Exhibiting their humor, Frank Bello’s vibrant bass riff introduced Joe Jackson’s Got The Time, it was a fun two minutes, taking me back to he 1990’s, seeing them on the Persistence of Time tour with Public Enemy and Primus, yet tonight I was shoulder to shoulder, smiling along with fellow fans. They dusted off Medusa from 1985’s Spreading the Disease, a song owing more to Iron Maiden than anything the band did afterwards, a welcome blast from their youthful past. More dust was kicked off Metal Thrashing Mad from debut album Fistful of Metal when some of the band were barely out of their teens and Thrash wasn’t yet known. Belladonna wailed on the high notes (“Whoooooaaaaoooooooyeah” Meeeeeeeeeeeetaaal!”) and the song wouldn’t sound much out of place on the Sunset Strip with Motley Crue and the local hair metal bands of the day. You don’t have to be a comic book fan to appreciate I Am the Law, but the song is inspired by the future cop anti-hero from the 80’s that is getting a movie remake starring Karl Urban (Star Trek, Lord of the Rings, RED). Benante and Bello layed out a swinging rhythm, Scott Ian and Rob Caggiano tore through some killer solos, the fans fell on the sweat-soaked pit and vocal chords were ruined chanting the song title. But just when we thought the band was done, Benante slung out a hip-hop beat and Ian chugged into the Hava Nagila riff for a bit of I Am the Man. Bello sneered into his microphone the poorly rhymed lyrics, Ian commenting that even after 30 years together, Benante still had to “Watch the Beat”! Anthrax finished off the night returning to I Am The Law, leaving us tired, sweaty, hoarse, sore and happy to have the chance to experience the might band in such intimate confines.

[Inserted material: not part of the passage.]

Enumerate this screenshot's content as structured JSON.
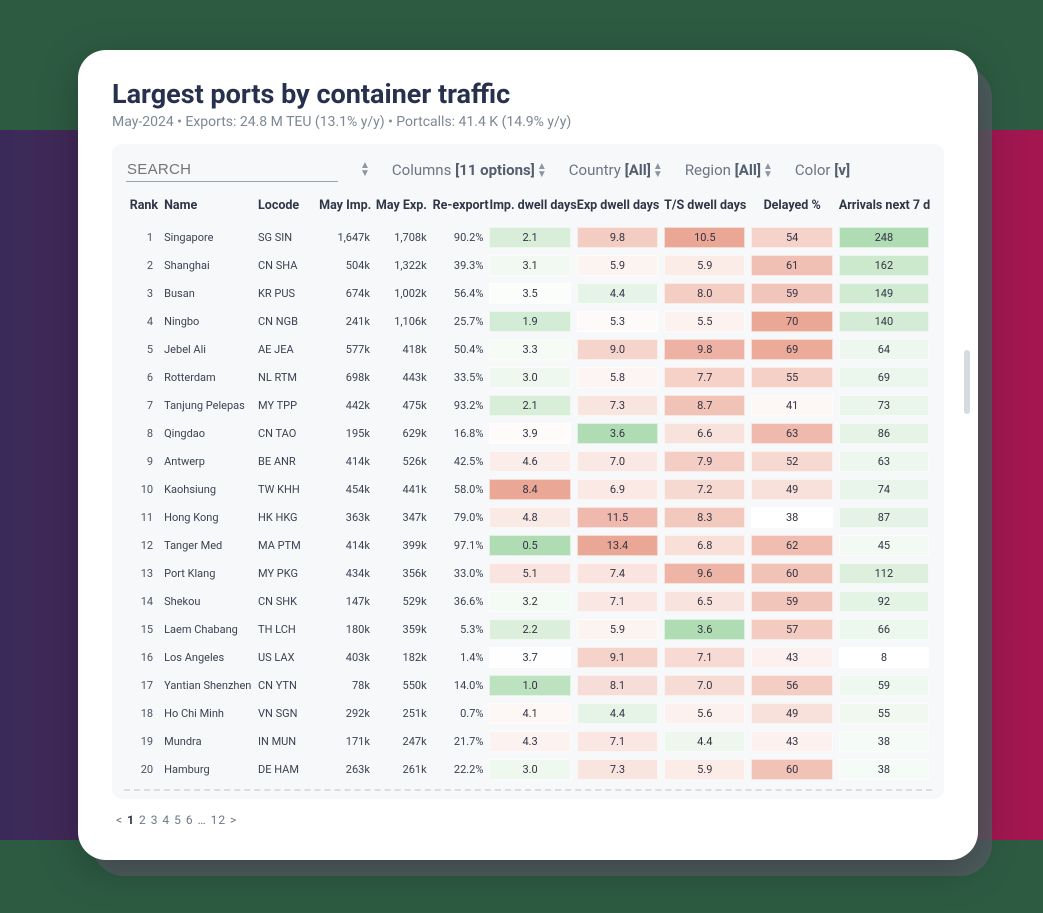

The guys stayed on stage bowing and clapping, taking pictures, throwing out guitar picks and drum sticks in appreciation of the fans that have kept them going for three decades.
(Review and Photos by Bret Miller)